Athing Mu, 19, ends half-century U.S. drought with women’s 800m gold

Houston’s Raevyn Rogers takes home the bronze

TOKYO, JAPAN - AUGUST 03:  Gold medalist Athing Mu of Team United States and bronze medalist Raevyn Rogers of Team United States celebrate after the Women's 800m Final on day eleven of the Tokyo 2020 Olympic Games at Olympic Stadium on August 03, 2021 in Tokyo, Japan. (Photo by Christian Petersen/Getty Images)
TOKYO, JAPAN - AUGUST 03: Gold medalist Athing Mu of Team United States and bronze medalist Raevyn Rogers of Team United States celebrate after the Women's 800m Final on day eleven of the Tokyo 2020 Olympic Games at Olympic Stadium on August 03, 2021 in Tokyo, Japan. (Photo by Christian Petersen/Getty Images)

Nineteen-year-old phenom and former Texas A&M star Athing Mu captured 800m gold Tuesday night in Tokyo, breaking the U.S. record and triumphantly expiring what had been the longest active American title drought in Olympic women’s track events.

Mu led most of the race to close in 1:55.21, breaking teammate Ajee Wilson's all-time U.S. best from 2017.

Raevyn Rogers, the 2019 world silver medalist and a graduate of The Kinkaid School in Houston, came from behind to take bronze in a personal-best 1:56.81, while Great Britain’s Keely Hodgkinson who has enjoyed a successful year on the world circuit also broke her nation’s record clocking 1:55.88.

The U.S. took home its only other gold in the event 53 years ago when Madeline Manning ran an Olympic-record 2:00.9 at the 1968 Mexico City Games.

SEE MORE: U.S. Trials: Athing Mu demolishes 800m field in meet record

Mu made her pro debut at U.S. Olympic Trials in June, breaking Meredith Rainey’s 25-year-old 800m meet record in 1:56.07.

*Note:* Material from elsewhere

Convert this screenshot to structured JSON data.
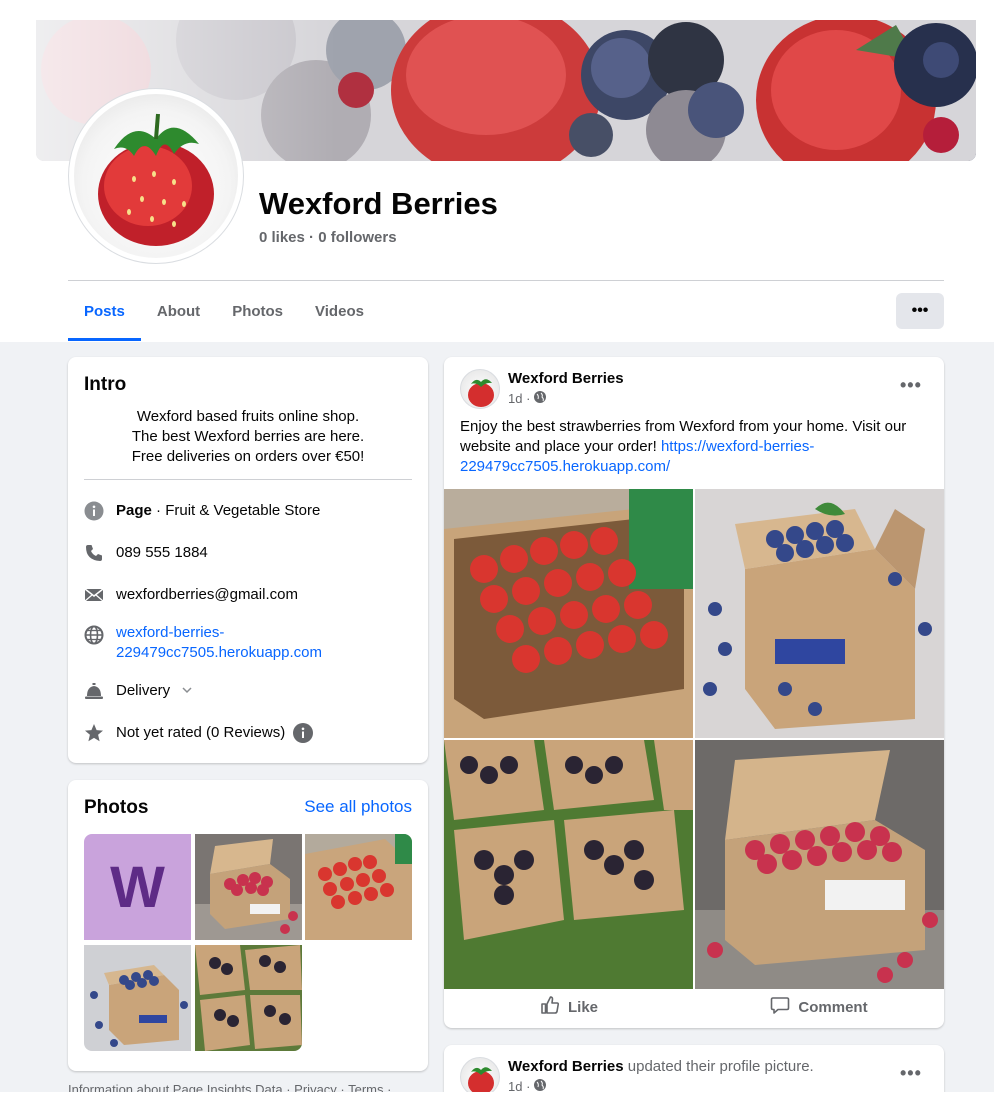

She broke the American indoor 600m record in 2019 at just 16 years old, and continued her record-breaking ways in the collegiate realm, running NCAA and American junior records in the 400m and 800m. She also broke the world junior record in the indoor 800m in February 2021

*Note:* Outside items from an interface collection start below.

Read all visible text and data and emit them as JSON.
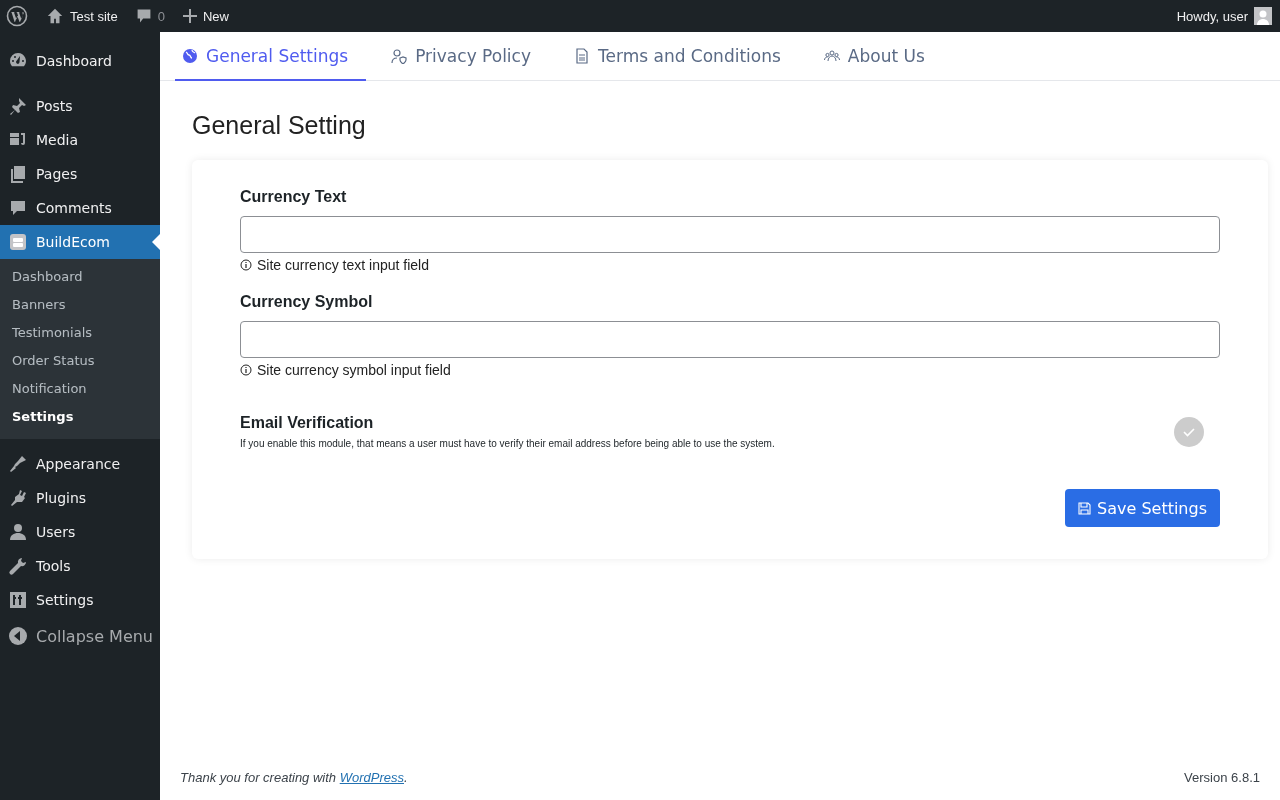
{
  "admin_bar": {
    "site": "Test site",
    "comments": "0",
    "new": "New",
    "greeting": "Howdy, user"
  },
  "sidebar": {
    "items": [
      {
        "label": "Dashboard",
        "selected": false
      },
      {
        "label": "Posts",
        "selected": false
      },
      {
        "label": "Media",
        "selected": false
      },
      {
        "label": "Pages",
        "selected": false
      },
      {
        "label": "Comments",
        "selected": false
      },
      {
        "label": "BuildEcom",
        "selected": true,
        "children": [
          {
            "label": "Dashboard",
            "selected": false
          },
          {
            "label": "Banners",
            "selected": false
          },
          {
            "label": "Testimonials",
            "selected": false
          },
          {
            "label": "Order Status",
            "selected": false
          },
          {
            "label": "Notification",
            "selected": false
          },
          {
            "label": "Settings",
            "selected": true
          }
        ]
      },
      {
        "label": "Appearance",
        "selected": false
      },
      {
        "label": "Plugins",
        "selected": false
      },
      {
        "label": "Users",
        "selected": false
      },
      {
        "label": "Tools",
        "selected": false
      },
      {
        "label": "Settings",
        "selected": false
      }
    ],
    "collapse": "Collapse Menu"
  },
  "tabs": [
    {
      "label": "General Settings",
      "selected": true
    },
    {
      "label": "Privacy Policy",
      "selected": false
    },
    {
      "label": "Terms and Conditions",
      "selected": false
    },
    {
      "label": "About Us",
      "selected": false
    }
  ],
  "page_title": "General Setting",
  "fields": [
    {
      "label": "Currency Text",
      "hint": "Site currency text input field"
    },
    {
      "label": "Currency Symbol",
      "hint": "Site currency symbol input field"
    }
  ],
  "email_verification": {
    "title": "Email Verification",
    "description": "If you enable this module, that means a user must have to verify their email address before being able to use the system.",
    "on": false
  },
  "save_button": "Save Settings",
  "footer": {
    "thanks": "Thank you for creating with",
    "link": "WordPress",
    "period": ".",
    "version": "Version 6.8.1"
  }
}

Mu remained as of her Olympic title win the fastest American this year in the 400m, an event in which she decided not to run at Trials.

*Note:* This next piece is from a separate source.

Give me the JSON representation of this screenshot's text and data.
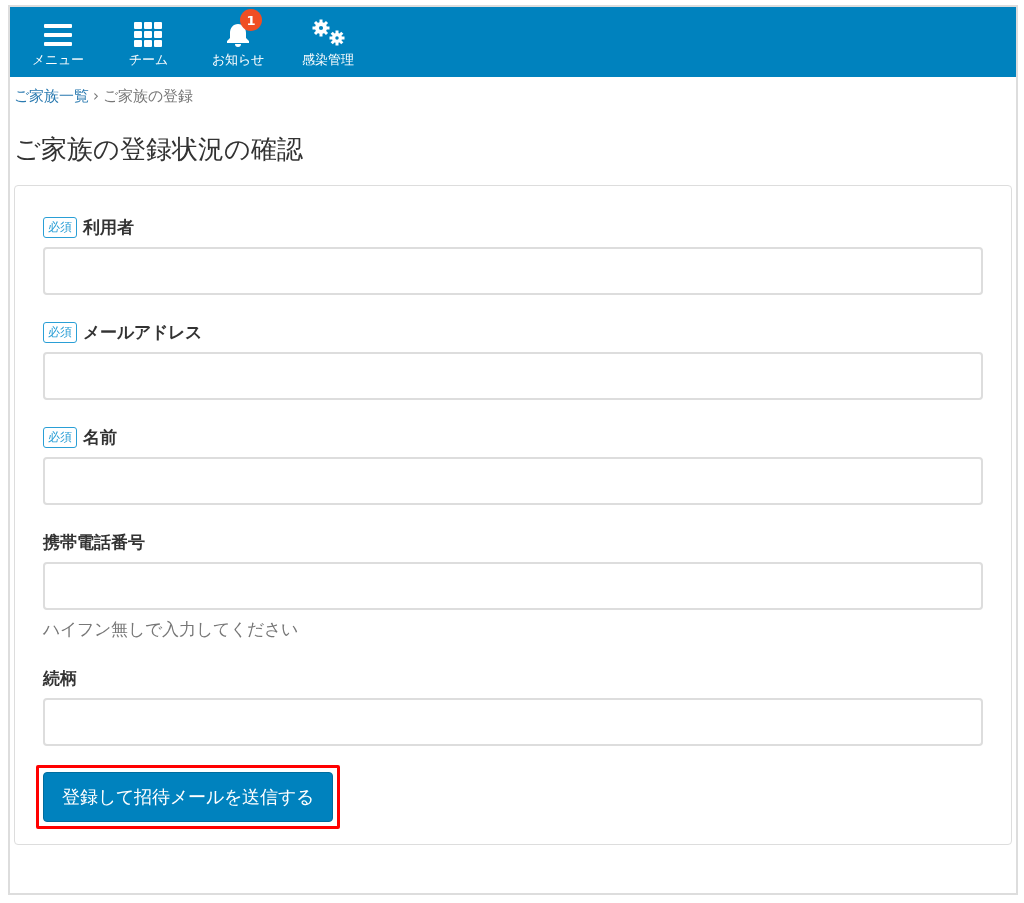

The Trenton, New Jersey native is the second-youngest of seven siblings and was born in the U.S. one year after her family immigrated from Sudan.